Ecto makes a point of checking uniqueness via database constraints, not via validations. The reasoning is that if we rely on a validation, we’re open to race conditions - two simultaneous requests claim the same username, for example, because each process asks the database “is this username taken?”, each gets the answer “no”, and each then inserts it.
Ecto.Changeset has built-in validations like
validate_format which can be checked without talking to the database. If all of those pass, we attempt the insert/update. If that triggers a constraint error and we’ve told the changeset to look for it (using
unique_constraint(:username) or whatever), the error gets parsed into a friendly user message.
I get all this, and I’m glad that Ecto has great support for constraints, because it’s truly impossible for application code to guarantee uniqueness without using database constraints, table locks, serializable transactions, or some other database mechanism I don’t know about.
However, I think we should also check for uniqueness (and other ‘conflicting data in the database’ situations) in validations. My reasoning is this:
- If someone has taken the username I want, the odds are overwhelmingly large that a validation that queries for conflicting records would catch that. The other user almost certainly took that username 1 year ago, 1 day ago, or even 1 second ago. The only time the validation won’t catch it is if they took it (say) 1 millisecond ago, after my data was validated but before it was inserted. In other words, assuming they took it at some random time between when the application was created and now, the odds that that time was less than a millisecond ago are extremely small.
If I submit form data that would violate 3 validations and 2 constraints, I may have to submit it 3 times in a row to fix everything: the first time to fix the validations (when the constraints haven’t been checked yet), the second time to fix the first constraint error, and the third to fix the last constraint error. This is because while validations can tell us every problem they detect at once, databases (or at least PostgreSQL) only show the first constraint violation they detect; you have to fix that one and try the
INSERTagain to see the next constraint error. Making users submit a form where they’ve fixed all the error messages, only to present them with another round of error messages, is a bad user experience.
Therefore, if you need to ensure something like “username must be unique”, I argue that you should 1) check it in the validation phase by running a query and present the error along with things like “name can’t be blank”, and 2) also have a database constraint in case of race conditions, and use
unique_constraint(:username) in your changeset function to ensure that error is handled gracefully if it happens. (If you’re both validating uniqueness and checking a constraint, the constraint error could say “whoops, looks like someone just took that username”, since that’s the only situation where they’d see it.).
The downsides of doing this are that 1) your validation phase now requires the database, which makes testing a little worse 2) it’s not very DRY 3) it’s extra work.

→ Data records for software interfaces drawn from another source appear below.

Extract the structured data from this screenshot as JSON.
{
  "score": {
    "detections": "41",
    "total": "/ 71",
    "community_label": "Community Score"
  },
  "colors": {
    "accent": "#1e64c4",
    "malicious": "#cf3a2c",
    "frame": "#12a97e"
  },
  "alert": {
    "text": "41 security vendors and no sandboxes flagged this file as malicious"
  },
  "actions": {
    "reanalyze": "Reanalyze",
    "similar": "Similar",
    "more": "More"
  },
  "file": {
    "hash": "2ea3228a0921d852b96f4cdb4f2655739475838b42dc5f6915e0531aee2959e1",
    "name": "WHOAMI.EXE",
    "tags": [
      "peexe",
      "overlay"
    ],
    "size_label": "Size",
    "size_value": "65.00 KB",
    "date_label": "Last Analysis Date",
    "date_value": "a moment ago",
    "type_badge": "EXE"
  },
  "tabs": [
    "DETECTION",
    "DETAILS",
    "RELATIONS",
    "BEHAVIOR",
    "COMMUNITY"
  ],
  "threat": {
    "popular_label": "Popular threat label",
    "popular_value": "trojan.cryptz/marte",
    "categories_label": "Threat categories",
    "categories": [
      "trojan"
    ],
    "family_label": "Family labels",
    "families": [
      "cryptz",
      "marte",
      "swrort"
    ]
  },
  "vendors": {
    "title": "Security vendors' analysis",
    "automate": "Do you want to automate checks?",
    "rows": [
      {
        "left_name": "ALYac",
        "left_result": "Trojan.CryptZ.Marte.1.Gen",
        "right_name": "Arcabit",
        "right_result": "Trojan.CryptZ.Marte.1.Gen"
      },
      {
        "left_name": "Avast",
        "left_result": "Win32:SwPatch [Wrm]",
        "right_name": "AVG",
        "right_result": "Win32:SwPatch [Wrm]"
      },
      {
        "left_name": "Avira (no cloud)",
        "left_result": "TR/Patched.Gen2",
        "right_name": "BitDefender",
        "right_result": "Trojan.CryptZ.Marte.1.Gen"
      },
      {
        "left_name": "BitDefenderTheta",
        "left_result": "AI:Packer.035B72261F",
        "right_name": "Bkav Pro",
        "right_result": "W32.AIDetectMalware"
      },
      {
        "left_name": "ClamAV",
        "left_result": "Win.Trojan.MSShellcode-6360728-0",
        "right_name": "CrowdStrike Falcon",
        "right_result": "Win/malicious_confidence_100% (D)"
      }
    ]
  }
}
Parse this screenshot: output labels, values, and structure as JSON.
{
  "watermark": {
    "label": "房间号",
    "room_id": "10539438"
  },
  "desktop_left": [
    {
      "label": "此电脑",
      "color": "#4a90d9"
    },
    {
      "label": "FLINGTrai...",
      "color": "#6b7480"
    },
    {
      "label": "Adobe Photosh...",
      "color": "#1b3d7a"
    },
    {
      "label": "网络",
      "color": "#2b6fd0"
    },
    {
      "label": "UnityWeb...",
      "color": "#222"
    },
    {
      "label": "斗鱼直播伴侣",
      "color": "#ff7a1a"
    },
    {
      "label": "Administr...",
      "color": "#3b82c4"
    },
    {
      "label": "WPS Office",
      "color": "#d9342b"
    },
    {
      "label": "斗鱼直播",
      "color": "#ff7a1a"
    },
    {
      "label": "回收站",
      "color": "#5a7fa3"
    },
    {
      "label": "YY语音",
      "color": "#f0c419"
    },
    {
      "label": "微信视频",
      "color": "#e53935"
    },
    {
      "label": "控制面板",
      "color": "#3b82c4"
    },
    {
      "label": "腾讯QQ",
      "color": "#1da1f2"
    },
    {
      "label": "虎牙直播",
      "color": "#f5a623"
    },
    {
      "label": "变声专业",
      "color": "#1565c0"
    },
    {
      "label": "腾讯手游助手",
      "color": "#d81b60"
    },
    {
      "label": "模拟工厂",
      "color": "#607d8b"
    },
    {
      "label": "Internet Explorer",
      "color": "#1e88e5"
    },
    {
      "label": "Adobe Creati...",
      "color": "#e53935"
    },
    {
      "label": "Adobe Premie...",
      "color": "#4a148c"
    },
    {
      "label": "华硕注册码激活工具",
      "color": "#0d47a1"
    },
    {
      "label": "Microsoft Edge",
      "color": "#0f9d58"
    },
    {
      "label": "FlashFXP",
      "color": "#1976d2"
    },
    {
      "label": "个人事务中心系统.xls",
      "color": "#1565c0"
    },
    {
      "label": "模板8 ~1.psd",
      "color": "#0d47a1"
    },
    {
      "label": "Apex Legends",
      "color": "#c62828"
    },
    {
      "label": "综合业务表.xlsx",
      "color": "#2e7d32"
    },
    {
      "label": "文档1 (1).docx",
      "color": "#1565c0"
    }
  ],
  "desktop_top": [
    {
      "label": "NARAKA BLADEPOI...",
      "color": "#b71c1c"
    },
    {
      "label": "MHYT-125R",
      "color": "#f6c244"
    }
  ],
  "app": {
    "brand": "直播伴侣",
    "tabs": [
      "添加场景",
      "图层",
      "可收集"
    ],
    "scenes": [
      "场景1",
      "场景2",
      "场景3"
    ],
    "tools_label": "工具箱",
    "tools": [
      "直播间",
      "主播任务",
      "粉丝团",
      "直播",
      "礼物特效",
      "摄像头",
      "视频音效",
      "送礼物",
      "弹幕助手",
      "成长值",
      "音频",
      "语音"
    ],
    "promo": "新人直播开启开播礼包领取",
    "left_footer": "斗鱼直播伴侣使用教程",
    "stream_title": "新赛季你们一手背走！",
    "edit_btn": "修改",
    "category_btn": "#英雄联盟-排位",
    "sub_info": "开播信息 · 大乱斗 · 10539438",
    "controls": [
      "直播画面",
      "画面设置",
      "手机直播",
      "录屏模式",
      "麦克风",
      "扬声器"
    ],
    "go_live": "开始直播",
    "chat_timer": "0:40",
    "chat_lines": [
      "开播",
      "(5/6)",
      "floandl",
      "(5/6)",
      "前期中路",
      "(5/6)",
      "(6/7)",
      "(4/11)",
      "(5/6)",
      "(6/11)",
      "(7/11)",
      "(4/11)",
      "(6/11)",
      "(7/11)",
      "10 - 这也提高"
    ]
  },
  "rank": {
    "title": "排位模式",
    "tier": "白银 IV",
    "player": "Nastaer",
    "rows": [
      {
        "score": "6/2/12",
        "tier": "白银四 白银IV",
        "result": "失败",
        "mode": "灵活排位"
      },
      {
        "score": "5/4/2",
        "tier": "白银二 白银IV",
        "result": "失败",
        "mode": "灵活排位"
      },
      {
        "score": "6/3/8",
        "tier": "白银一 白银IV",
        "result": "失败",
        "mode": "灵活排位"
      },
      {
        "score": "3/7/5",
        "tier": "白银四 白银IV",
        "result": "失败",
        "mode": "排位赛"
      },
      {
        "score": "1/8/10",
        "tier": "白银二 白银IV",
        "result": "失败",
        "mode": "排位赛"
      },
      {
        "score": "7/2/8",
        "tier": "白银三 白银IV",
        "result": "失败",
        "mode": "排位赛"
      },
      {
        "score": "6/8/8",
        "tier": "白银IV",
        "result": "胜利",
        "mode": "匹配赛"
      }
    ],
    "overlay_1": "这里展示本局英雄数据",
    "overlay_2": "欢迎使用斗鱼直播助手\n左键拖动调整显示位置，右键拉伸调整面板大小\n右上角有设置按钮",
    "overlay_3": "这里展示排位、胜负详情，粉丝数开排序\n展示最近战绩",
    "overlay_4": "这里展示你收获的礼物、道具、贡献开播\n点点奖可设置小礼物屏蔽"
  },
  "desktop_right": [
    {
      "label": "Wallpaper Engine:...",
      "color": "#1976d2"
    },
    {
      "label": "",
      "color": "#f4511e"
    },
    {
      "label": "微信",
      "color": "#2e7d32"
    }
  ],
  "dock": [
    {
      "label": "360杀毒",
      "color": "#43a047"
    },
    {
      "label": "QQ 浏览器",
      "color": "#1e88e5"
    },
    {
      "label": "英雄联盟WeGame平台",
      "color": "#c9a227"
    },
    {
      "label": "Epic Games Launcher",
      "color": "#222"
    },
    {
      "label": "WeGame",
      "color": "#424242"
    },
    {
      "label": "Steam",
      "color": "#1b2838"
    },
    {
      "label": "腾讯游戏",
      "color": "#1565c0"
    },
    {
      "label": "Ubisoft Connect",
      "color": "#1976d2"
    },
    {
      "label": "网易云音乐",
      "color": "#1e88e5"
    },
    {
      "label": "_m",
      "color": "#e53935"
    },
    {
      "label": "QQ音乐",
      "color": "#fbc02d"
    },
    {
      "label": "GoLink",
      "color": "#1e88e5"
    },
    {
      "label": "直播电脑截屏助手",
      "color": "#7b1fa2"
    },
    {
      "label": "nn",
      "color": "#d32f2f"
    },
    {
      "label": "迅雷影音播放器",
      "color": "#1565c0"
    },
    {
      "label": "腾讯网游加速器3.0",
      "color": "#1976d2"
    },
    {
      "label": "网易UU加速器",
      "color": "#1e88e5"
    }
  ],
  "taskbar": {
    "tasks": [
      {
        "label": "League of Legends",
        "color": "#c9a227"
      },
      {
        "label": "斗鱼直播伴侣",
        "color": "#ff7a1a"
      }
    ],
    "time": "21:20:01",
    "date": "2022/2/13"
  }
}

But 1) can be dealt with by breaking having a
run_database_dependent_validations function and testing it separately. 2) and 3) are developer pain that I think is justified by the better user experience.
Please add your rebuttals, questions, congratulations, murmurs of assent, etc.